INFORMATION SHOWN:
===

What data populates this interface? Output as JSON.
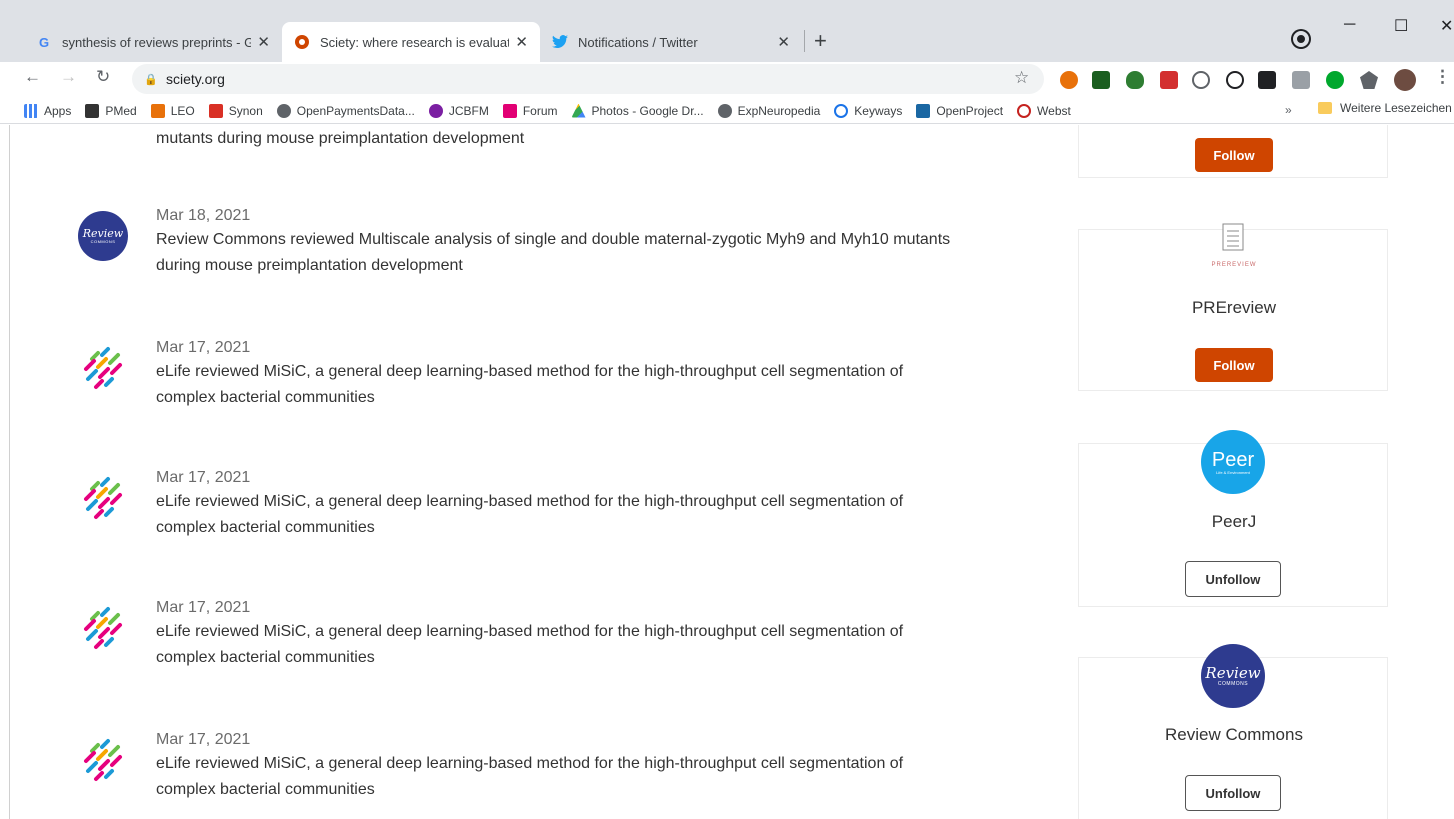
{
  "browser": {
    "tabs": [
      {
        "title": "synthesis of reviews preprints - G",
        "favicon": "google-icon"
      },
      {
        "title": "Sciety: where research is evaluat",
        "favicon": "sciety-icon"
      },
      {
        "title": "Notifications / Twitter",
        "favicon": "twitter-icon"
      }
    ],
    "new_tab": "+",
    "address": "sciety.org",
    "bookmarks": [
      {
        "label": "Apps",
        "color": "#4285f4"
      },
      {
        "label": "PMed",
        "color": "#333333"
      },
      {
        "label": "LEO",
        "color": "#e8710a"
      },
      {
        "label": "Synon",
        "color": "#d93025"
      },
      {
        "label": "OpenPaymentsData...",
        "color": "#5f6368"
      },
      {
        "label": "JCBFM",
        "color": "#7b1fa2"
      },
      {
        "label": "Forum",
        "color": "#e20074"
      },
      {
        "label": "Photos - Google Dr...",
        "color": "#fbbc04"
      },
      {
        "label": "ExpNeuropedia",
        "color": "#5f6368"
      },
      {
        "label": "Keyways",
        "color": "#1a73e8"
      },
      {
        "label": "OpenProject",
        "color": "#1a67a3"
      },
      {
        "label": "Webst",
        "color": "#c5221f"
      }
    ],
    "bookmarks_more": "»",
    "other_bookmarks": "Weitere Lesezeichen"
  },
  "feed": {
    "cut_off_text": "mutants during mouse preimplantation development",
    "items": [
      {
        "date": "Mar 18, 2021",
        "text": "Review Commons reviewed Multiscale analysis of single and double maternal-zygotic Myh9 and Myh10 mutants during mouse preimplantation development",
        "avatar": "review-commons"
      },
      {
        "date": "Mar 17, 2021",
        "text": "eLife reviewed MiSiC, a general deep learning-based method for the high-throughput cell segmentation of complex bacterial communities",
        "avatar": "elife"
      },
      {
        "date": "Mar 17, 2021",
        "text": "eLife reviewed MiSiC, a general deep learning-based method for the high-throughput cell segmentation of complex bacterial communities",
        "avatar": "elife"
      },
      {
        "date": "Mar 17, 2021",
        "text": "eLife reviewed MiSiC, a general deep learning-based method for the high-throughput cell segmentation of complex bacterial communities",
        "avatar": "elife"
      },
      {
        "date": "Mar 17, 2021",
        "text": "eLife reviewed MiSiC, a general deep learning-based method for the high-throughput cell segmentation of complex bacterial communities",
        "avatar": "elife"
      }
    ],
    "review_commons_avatar_text": {
      "line1": "Review",
      "line2": "COMMONS"
    }
  },
  "sidebar": {
    "cards": [
      {
        "name": "",
        "button": "Follow",
        "following": false
      },
      {
        "name": "PREreview",
        "button": "Follow",
        "following": false,
        "logo_text": "PREREVIEW"
      },
      {
        "name": "PeerJ",
        "button": "Unfollow",
        "following": true,
        "logo_text": "Peer",
        "logo_subtext": "Life & Environment"
      },
      {
        "name": "Review Commons",
        "button": "Unfollow",
        "following": true,
        "logo_text": "Review",
        "logo_subtext": "COMMONS"
      }
    ]
  },
  "colors": {
    "follow_button": "#cf4500",
    "review_commons": "#2e3b8f",
    "peerj": "#18a5e8"
  }
}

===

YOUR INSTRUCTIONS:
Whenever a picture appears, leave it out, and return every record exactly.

EXPECTED OUTPUT:
What data populates this interface? Output as JSON.
{
  "browser": {
    "tabs": [
      {
        "title": "synthesis of reviews preprints - G",
        "favicon": "google-icon"
      },
      {
        "title": "Sciety: where research is evaluat",
        "favicon": "sciety-icon"
      },
      {
        "title": "Notifications / Twitter",
        "favicon": "twitter-icon"
      }
    ],
    "new_tab": "+",
    "address": "sciety.org",
    "bookmarks": [
      {
        "label": "Apps",
        "color": "#4285f4"
      },
      {
        "label": "PMed",
        "color": "#333333"
      },
      {
        "label": "LEO",
        "color": "#e8710a"
      },
      {
        "label": "Synon",
        "color": "#d93025"
      },
      {
        "label": "OpenPaymentsData...",
        "color": "#5f6368"
      },
      {
        "label": "JCBFM",
        "color": "#7b1fa2"
      },
      {
        "label": "Forum",
        "color": "#e20074"
      },
      {
        "label": "Photos - Google Dr...",
        "color": "#fbbc04"
      },
      {
        "label": "ExpNeuropedia",
        "color": "#5f6368"
      },
      {
        "label": "Keyways",
        "color": "#1a73e8"
      },
      {
        "label": "OpenProject",
        "color": "#1a67a3"
      },
      {
        "label": "Webst",
        "color": "#c5221f"
      }
    ],
    "bookmarks_more": "»",
    "other_bookmarks": "Weitere Lesezeichen"
  },
  "feed": {
    "cut_off_text": "mutants during mouse preimplantation development",
    "items": [
      {
        "date": "Mar 18, 2021",
        "text": "Review Commons reviewed Multiscale analysis of single and double maternal-zygotic Myh9 and Myh10 mutants during mouse preimplantation development",
        "avatar": "review-commons"
      },
      {
        "date": "Mar 17, 2021",
        "text": "eLife reviewed MiSiC, a general deep learning-based method for the high-throughput cell segmentation of complex bacterial communities",
        "avatar": "elife"
      },
      {
        "date": "Mar 17, 2021",
        "text": "eLife reviewed MiSiC, a general deep learning-based method for the high-throughput cell segmentation of complex bacterial communities",
        "avatar": "elife"
      },
      {
        "date": "Mar 17, 2021",
        "text": "eLife reviewed MiSiC, a general deep learning-based method for the high-throughput cell segmentation of complex bacterial communities",
        "avatar": "elife"
      },
      {
        "date": "Mar 17, 2021",
        "text": "eLife reviewed MiSiC, a general deep learning-based method for the high-throughput cell segmentation of complex bacterial communities",
        "avatar": "elife"
      }
    ],
    "review_commons_avatar_text": {
      "line1": "Review",
      "line2": "COMMONS"
    }
  },
  "sidebar": {
    "cards": [
      {
        "name": "",
        "button": "Follow",
        "following": false
      },
      {
        "name": "PREreview",
        "button": "Follow",
        "following": false,
        "logo_text": "PREREVIEW"
      },
      {
        "name": "PeerJ",
        "button": "Unfollow",
        "following": true,
        "logo_text": "Peer",
        "logo_subtext": "Life & Environment"
      },
      {
        "name": "Review Commons",
        "button": "Unfollow",
        "following": true,
        "logo_text": "Review",
        "logo_subtext": "COMMONS"
      }
    ]
  },
  "colors": {
    "follow_button": "#cf4500",
    "review_commons": "#2e3b8f",
    "peerj": "#18a5e8"
  }
}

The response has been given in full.